== Data records ==

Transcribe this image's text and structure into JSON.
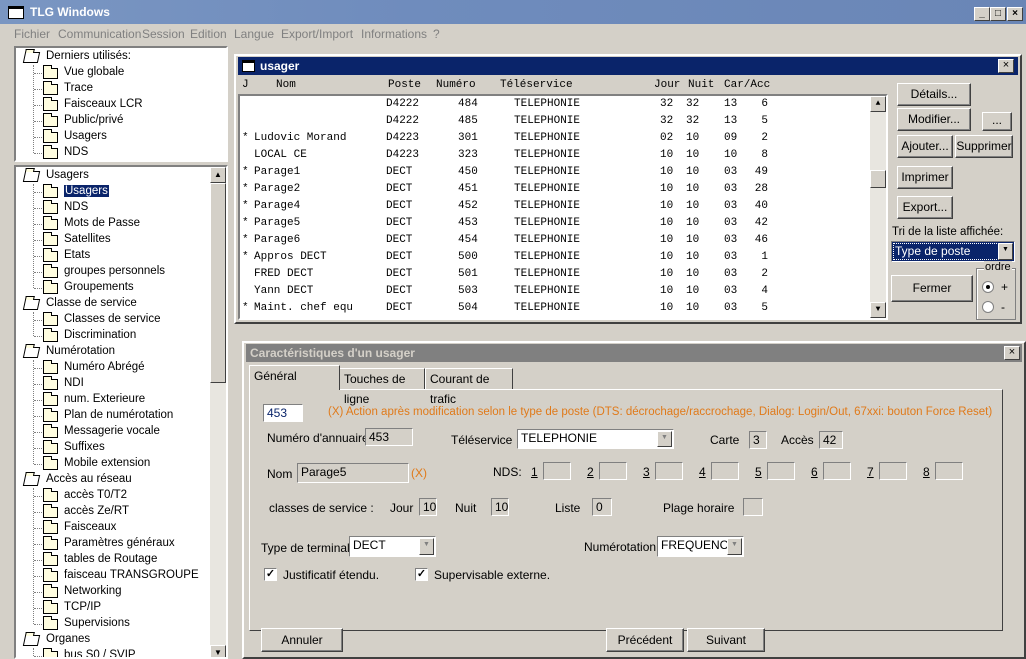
{
  "app": {
    "title": "TLG Windows"
  },
  "menu": [
    "Fichier",
    "Communication",
    "Session",
    "Edition",
    "Langue",
    "Export/Import",
    "Informations",
    "?"
  ],
  "recent": {
    "header": "Derniers utilisés:",
    "items": [
      "Vue globale",
      "Trace",
      "Faisceaux LCR",
      "Public/privé",
      "Usagers",
      "NDS"
    ]
  },
  "tree": [
    {
      "label": "Usagers",
      "level": 0
    },
    {
      "label": "Usagers",
      "level": 1,
      "selected": true
    },
    {
      "label": "NDS",
      "level": 1
    },
    {
      "label": "Mots de Passe",
      "level": 1
    },
    {
      "label": "Satellites",
      "level": 1
    },
    {
      "label": "Etats",
      "level": 1
    },
    {
      "label": "groupes personnels",
      "level": 1
    },
    {
      "label": "Groupements",
      "level": 1
    },
    {
      "label": "Classe de service",
      "level": 0
    },
    {
      "label": "Classes de service",
      "level": 1
    },
    {
      "label": "Discrimination",
      "level": 1
    },
    {
      "label": "Numérotation",
      "level": 0
    },
    {
      "label": "Numéro Abrégé",
      "level": 1
    },
    {
      "label": "NDI",
      "level": 1
    },
    {
      "label": "num. Exterieure",
      "level": 1
    },
    {
      "label": "Plan de numérotation",
      "level": 1
    },
    {
      "label": "Messagerie vocale",
      "level": 1
    },
    {
      "label": "Suffixes",
      "level": 1
    },
    {
      "label": "Mobile extension",
      "level": 1
    },
    {
      "label": "Accès au réseau",
      "level": 0
    },
    {
      "label": "accès T0/T2",
      "level": 1
    },
    {
      "label": "accès Ze/RT",
      "level": 1
    },
    {
      "label": "Faisceaux",
      "level": 1
    },
    {
      "label": "Paramètres généraux",
      "level": 1
    },
    {
      "label": "tables de Routage",
      "level": 1
    },
    {
      "label": "faisceau TRANSGROUPE",
      "level": 1
    },
    {
      "label": "Networking",
      "level": 1
    },
    {
      "label": "TCP/IP",
      "level": 1
    },
    {
      "label": "Supervisions",
      "level": 1
    },
    {
      "label": "Organes",
      "level": 0
    },
    {
      "label": "bus S0 / SVIP",
      "level": 1
    }
  ],
  "usager": {
    "title": "usager",
    "columns": [
      "J",
      "Nom",
      "Poste",
      "Numéro",
      "Téléservice",
      "Jour",
      "Nuit",
      "Car/Acc"
    ],
    "rows": [
      {
        "j": "",
        "nom": "",
        "poste": "D4222",
        "numero": "484",
        "teleservice": "TELEPHONIE",
        "jour": "32",
        "nuit": "32",
        "car": "13",
        "acc": "6"
      },
      {
        "j": "",
        "nom": "",
        "poste": "D4222",
        "numero": "485",
        "teleservice": "TELEPHONIE",
        "jour": "32",
        "nuit": "32",
        "car": "13",
        "acc": "5"
      },
      {
        "j": "*",
        "nom": "Ludovic Morand",
        "poste": "D4223",
        "numero": "301",
        "teleservice": "TELEPHONIE",
        "jour": "02",
        "nuit": "10",
        "car": "09",
        "acc": "2"
      },
      {
        "j": "",
        "nom": "LOCAL CE",
        "poste": "D4223",
        "numero": "323",
        "teleservice": "TELEPHONIE",
        "jour": "10",
        "nuit": "10",
        "car": "10",
        "acc": "8"
      },
      {
        "j": "*",
        "nom": "Parage1",
        "poste": "DECT",
        "numero": "450",
        "teleservice": "TELEPHONIE",
        "jour": "10",
        "nuit": "10",
        "car": "03",
        "acc": "49"
      },
      {
        "j": "*",
        "nom": "Parage2",
        "poste": "DECT",
        "numero": "451",
        "teleservice": "TELEPHONIE",
        "jour": "10",
        "nuit": "10",
        "car": "03",
        "acc": "28"
      },
      {
        "j": "*",
        "nom": "Parage4",
        "poste": "DECT",
        "numero": "452",
        "teleservice": "TELEPHONIE",
        "jour": "10",
        "nuit": "10",
        "car": "03",
        "acc": "40"
      },
      {
        "j": "*",
        "nom": "Parage5",
        "poste": "DECT",
        "numero": "453",
        "teleservice": "TELEPHONIE",
        "jour": "10",
        "nuit": "10",
        "car": "03",
        "acc": "42"
      },
      {
        "j": "*",
        "nom": "Parage6",
        "poste": "DECT",
        "numero": "454",
        "teleservice": "TELEPHONIE",
        "jour": "10",
        "nuit": "10",
        "car": "03",
        "acc": "46"
      },
      {
        "j": "*",
        "nom": "Appros DECT",
        "poste": "DECT",
        "numero": "500",
        "teleservice": "TELEPHONIE",
        "jour": "10",
        "nuit": "10",
        "car": "03",
        "acc": "1"
      },
      {
        "j": "",
        "nom": "FRED DECT",
        "poste": "DECT",
        "numero": "501",
        "teleservice": "TELEPHONIE",
        "jour": "10",
        "nuit": "10",
        "car": "03",
        "acc": "2"
      },
      {
        "j": "",
        "nom": "Yann DECT",
        "poste": "DECT",
        "numero": "503",
        "teleservice": "TELEPHONIE",
        "jour": "10",
        "nuit": "10",
        "car": "03",
        "acc": "4"
      },
      {
        "j": "*",
        "nom": "Maint. chef equ",
        "poste": "DECT",
        "numero": "504",
        "teleservice": "TELEPHONIE",
        "jour": "10",
        "nuit": "10",
        "car": "03",
        "acc": "5"
      }
    ],
    "buttons": {
      "details": "Détails...",
      "modifier": "Modifier...",
      "more": "...",
      "ajouter": "Ajouter...",
      "supprimer": "Supprimer",
      "imprimer": "Imprimer",
      "export": "Export...",
      "fermer": "Fermer"
    },
    "sort_label": "Tri de la liste affichée:",
    "sort_value": "Type de poste",
    "order_label": "ordre",
    "order_plus": "+",
    "order_minus": "-"
  },
  "carac": {
    "title": "Caractéristiques d'un usager",
    "tabs": [
      "Général",
      "Touches de ligne",
      "Courant de trafic"
    ],
    "number_value": "453",
    "note": "(X) Action après modification selon le type de poste (DTS: décrochage/raccrochage, Dialog: Login/Out, 67xxi: bouton Force Reset)",
    "annuaire_label": "Numéro d'annuaire",
    "annuaire_value": "453",
    "teleservice_label": "Téléservice",
    "teleservice_value": "TELEPHONIE",
    "carte_label": "Carte",
    "carte_value": "3",
    "acces_label": "Accès",
    "acces_value": "42",
    "nom_label": "Nom",
    "nom_value": "Parage5",
    "nom_x": "(X)",
    "nds_label": "NDS:",
    "nds_slots": [
      "1",
      "2",
      "3",
      "4",
      "5",
      "6",
      "7",
      "8"
    ],
    "classes_label": "classes de service :",
    "jour_label": "Jour",
    "jour_value": "10",
    "nuit_label": "Nuit",
    "nuit_value": "10",
    "liste_label": "Liste",
    "liste_value": "0",
    "plage_label": "Plage horaire",
    "plage_value": "",
    "terminal_label": "Type de terminal",
    "terminal_value": "DECT",
    "numerotation_label": "Numérotation",
    "numerotation_value": "FREQUENCE",
    "justif_label": "Justificatif étendu.",
    "superv_label": "Supervisable externe.",
    "buttons": {
      "annuler": "Annuler",
      "precedent": "Précédent",
      "suivant": "Suivant"
    }
  },
  "colors": {
    "title_active": "#0a246a",
    "title_inactive": "#808080",
    "note": "#e07a1a",
    "face": "#d4d0c8"
  }
}
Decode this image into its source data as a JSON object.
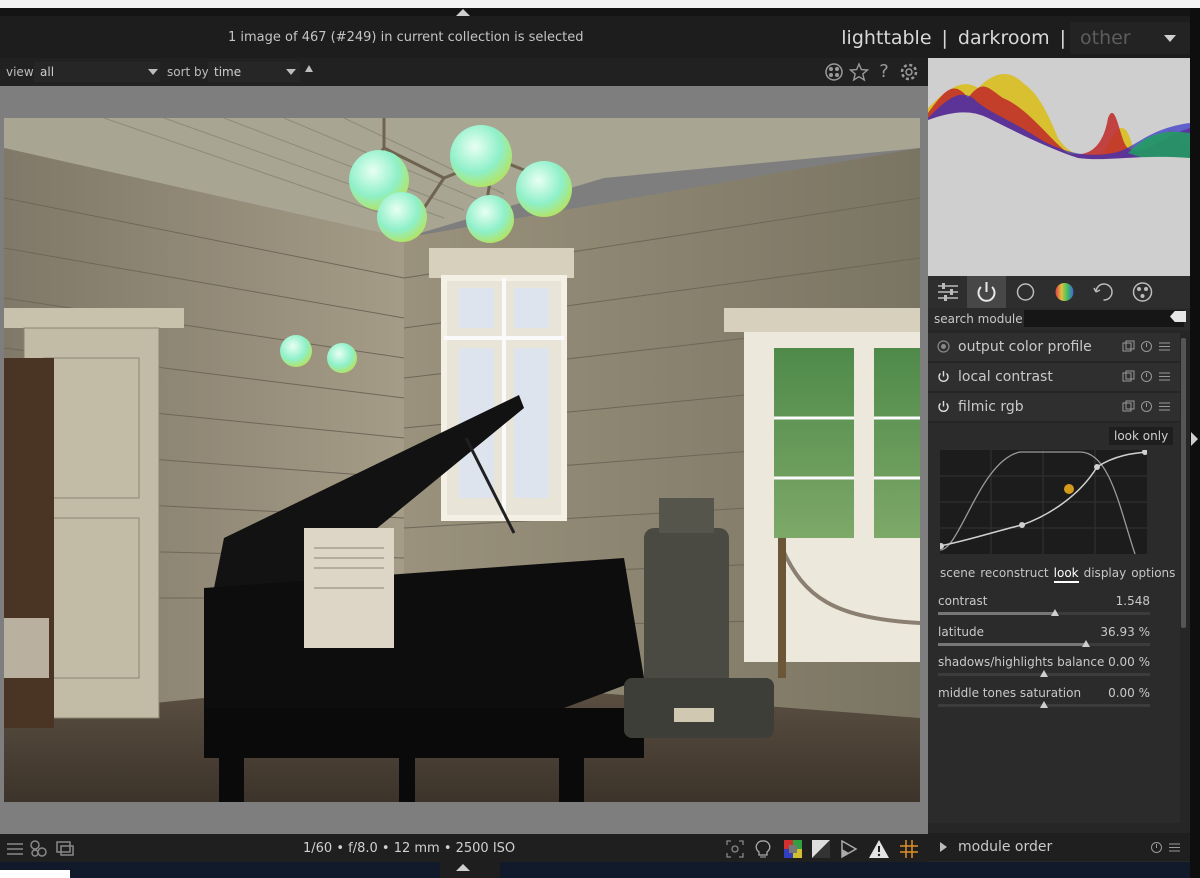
{
  "header": {
    "status": "1 image of 467 (#249) in current collection is selected",
    "views": {
      "lighttable": "lighttable",
      "sep": "|",
      "darkroom": "darkroom",
      "other": "other"
    }
  },
  "toolbar": {
    "view_label": "view",
    "view_value": "all",
    "sort_label": "sort by",
    "sort_value": "time",
    "icons": [
      "grouping-icon",
      "star-icon",
      "help-icon",
      "gear-icon"
    ]
  },
  "right_panel": {
    "tabs": [
      "presets-icon",
      "power-icon",
      "circle-icon",
      "color-icon",
      "correct-icon",
      "effects-icon"
    ],
    "search_label": "search module",
    "modules": [
      {
        "name": "output color profile",
        "state": "always-on"
      },
      {
        "name": "local contrast",
        "state": "on"
      },
      {
        "name": "filmic rgb",
        "state": "on"
      }
    ],
    "filmic": {
      "look_only": "look only",
      "subtabs": [
        "scene",
        "reconstruct",
        "look",
        "display",
        "options"
      ],
      "active_subtab": "look",
      "sliders": [
        {
          "label": "contrast",
          "value": "1.548",
          "fraction": 0.55
        },
        {
          "label": "latitude",
          "value": "36.93 %",
          "fraction": 0.7
        },
        {
          "label": "shadows/highlights balance",
          "value": "0.00 %",
          "fraction": 0.5
        },
        {
          "label": "middle tones saturation",
          "value": "0.00 %",
          "fraction": 0.5
        }
      ]
    },
    "module_order": "module order"
  },
  "bottom_bar": {
    "exif": "1/60 • f/8.0 • 12 mm • 2500 ISO"
  },
  "colors": {
    "accent_orange": "#d49a1c",
    "panel_bg": "#262626",
    "center_bg": "#7e7e7e"
  }
}
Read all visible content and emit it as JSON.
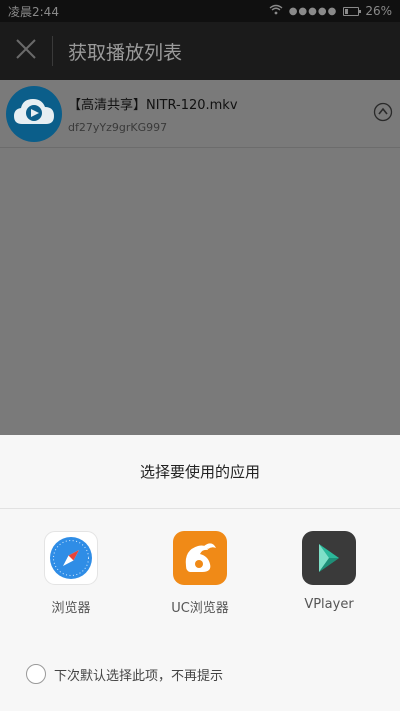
{
  "status_bar": {
    "time": "凌晨2:44",
    "signal_dots": "●●●●●",
    "battery_level": 0.26,
    "battery_text": "26%",
    "wifi_icon": "wifi-icon"
  },
  "header": {
    "title": "获取播放列表",
    "close_icon": "close-icon"
  },
  "file": {
    "name": "【高清共享】NITR-120.mkv",
    "id": "df27yYz9grKG997",
    "icon": "cloud-play-icon",
    "expand_icon": "expand-up-icon"
  },
  "chooser": {
    "title": "选择要使用的应用",
    "apps": [
      {
        "label": "浏览器",
        "icon": "safari-compass-icon"
      },
      {
        "label": "UC浏览器",
        "icon": "uc-squirrel-icon"
      },
      {
        "label": "VPlayer",
        "icon": "vplayer-icon"
      }
    ],
    "default_label": "下次默认选择此项，不再提示"
  },
  "colors": {
    "overlay": "#7a7a7a",
    "title_bar": "#1b1b1b",
    "uc_orange": "#f08a17",
    "vplayer_teal": "#2bb89a",
    "safari_blue": "#2f8de6"
  }
}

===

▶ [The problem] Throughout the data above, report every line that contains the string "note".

▶ [Output for this task]
    "note": "(X) Action après modification selon le type de poste (DTS: décrochage/raccrochage, Dialog: Login/Out, 67xxi: bouton Force Reset)",
    "note": "#e07a1a",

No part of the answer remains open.